Every Thursday morning at 7:00 I start my day with a rollicking, yet professional meeting with the Think Referrals Business Network. We have our breakfast, present our 60 second updates, maybe watch a presentation and/or discuss some of our business challenges. And, we have fun.
Some of the challenges that emerged today related to sales.
Sales. A scary word that conjures up plaid jacketed, smoking, slick used car salesmen and buyer’s remorse. EEK… But, this word is what we all do, all the time. Ask Daniel H. Pink! His newly released book “To Sell Is Human: The Surprising Truth About Moving Others” addresses this very issue. I love Dan Pink’s books (“A Whole New Mind” “Drive”) and this one is another goody. I recommend reading all three.
Pink discusses how we all work in sales, “whether we’re employees pitching colleagues on a new idea, entrepreneurs enticing funders to invest, or parents and teachers cajoling children to study, we spend our days trying to move others.”
Or a homeless person asking for help.
When I left the meeting this morning, I was almost to my car when a rough, albeit gentle, thin looking man approached me and started talking.
His first statement: “I’m not going to ask you for money.” I slowed my pace. He asked, “Could you consider maybe getting me some food? A loaf of flax bread or something? My girlfriend is celiac and it’s hard.” I stopped. Celiac? I related. “Oh, that’s tough. I understand as I need to be gluten free, too.”
Oh, oh, I was engaged now. And, I knew it would be very hard to turn my back on this guy. “Maybe you could just take me to a store and buy me some food, because I know people don’t believe me when I ask for money.”
I took a deep breath and decided to help him.
I could just give him money. But, no. Let’s follow this through. “Okay, is there a store nearby?” “Yes, just down the street there is a Nesters.”
He was from Ontario, so he said, and explained that his two kids were in a good foster care in Coquitlam. He wished he could do what he loved but he was in A.A. That touched a button as I have a few friends who have been down that difficult road, too.
“Okay… let’s go to Nesters.” As we walked I proceeded to ask a few more questions. (I still wasn’t sure if I was being duped because he was really good, or whether his story was genuine.) His answers were quick, and had some emotion behind them. “I really love doing drywall.” We even got into some politics.

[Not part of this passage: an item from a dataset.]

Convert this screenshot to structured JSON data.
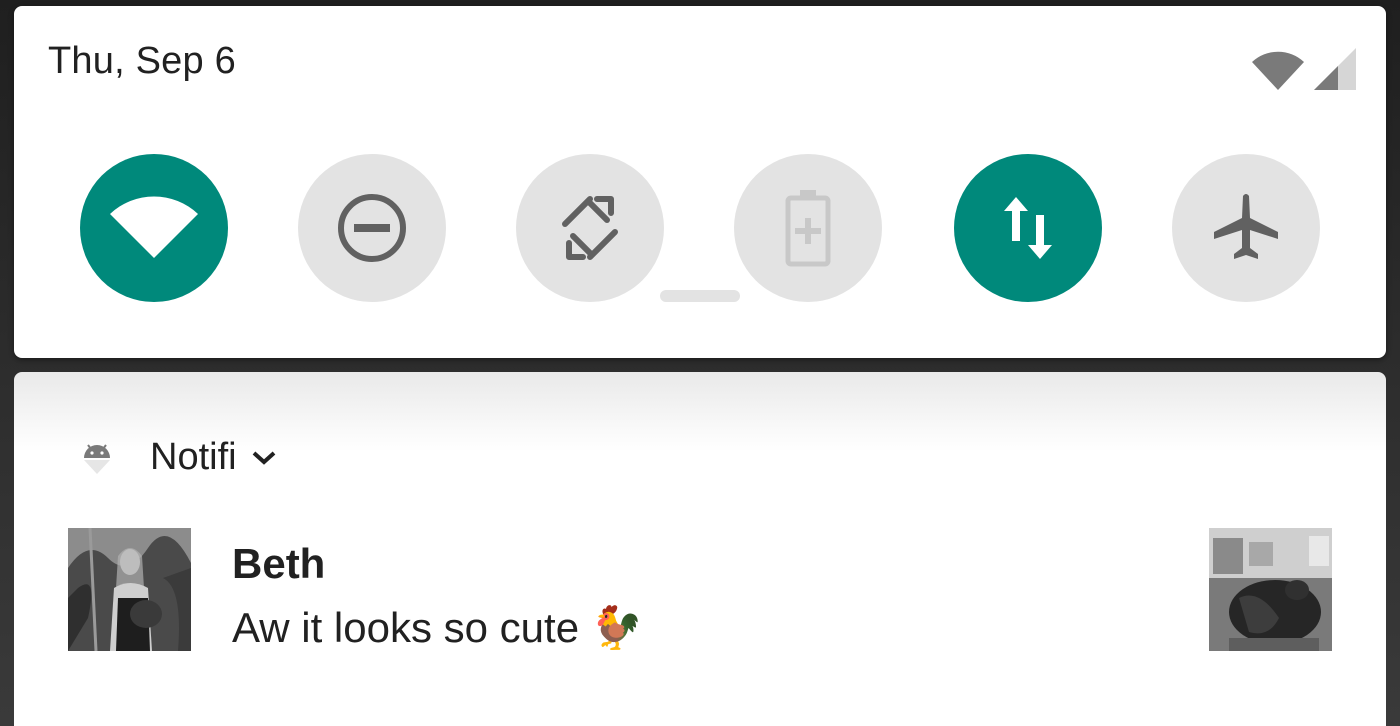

Obviously an intelligent being who was having some lousy luck.
As we got closer to Nesters, he asked if I could help him in another way, maybe by getting a card instead (finally understood that he meant a gift card). “We have trouble with raccoons in our tent when we have food.” “Or, if you could pay for a night at a shelter where I could have a shower?”
Hmm… I felt a slip in my trust.
Was this an “up-sell” coming in, and how would I handle it?
He led me to the gift cards, and I was faced, once again, with a dilemma. Do I shop with him, or is a gift card a good idea? I decided it was (I already was behind in my day). The first card of 10.00 seemed a small amount and the next increment was 25.00. *sigh*
I plunged generously despite my own financial limitations. I made sure he knew that I didn’t do this all the time, and that his approach made a big difference. Why I said this to him, I’m not sure. On some strange level was I seeking his assurance that my money was well spent?
Suddenly I had a thought, “You’re not going to sell this, are you?” He rolled his head humbly. “Why would I do that?”
He shook my hand, looked me in the eye, and thanked me. I left the store.
Outside the store, I paused to do a couple of texts, and then he emerged. No food. I asked him why? “I thought I’d wait to shop with my girlfriend as she needs to choose, because of her allergies.” He thanked me again, and we parted.
On my drive home, I ruminated on the situation, still wondering if I had just been warmly altruistic or a victim of a great pitch.
Either way, that man was a good sales person.
He eased my stress from the beginning, “I’m not going to ask you for money.”
He suggested something simple and specific: “Could you get me some food? A flax loaf of bread?”
He expressed details to which I related: “My girlfriend is celiac. I’m in A.A.”
He increased my trust when my questions prompted him to offer good conversation unrelated to food.
He subtly used an up-selling technique when he offered an alternative to the loaf of bread once we were in the store.
He gave me a choice between paying for a night of lodging or food. (not paying wasn’t a choice)
And, we shook hands after I handed him the gift card. Deal closed. Deal done.
In Daniel Pink’s words, I was “moved” by this man to help. And, if I was duped, so be it. This commendable acting job was deserving of financial recognition.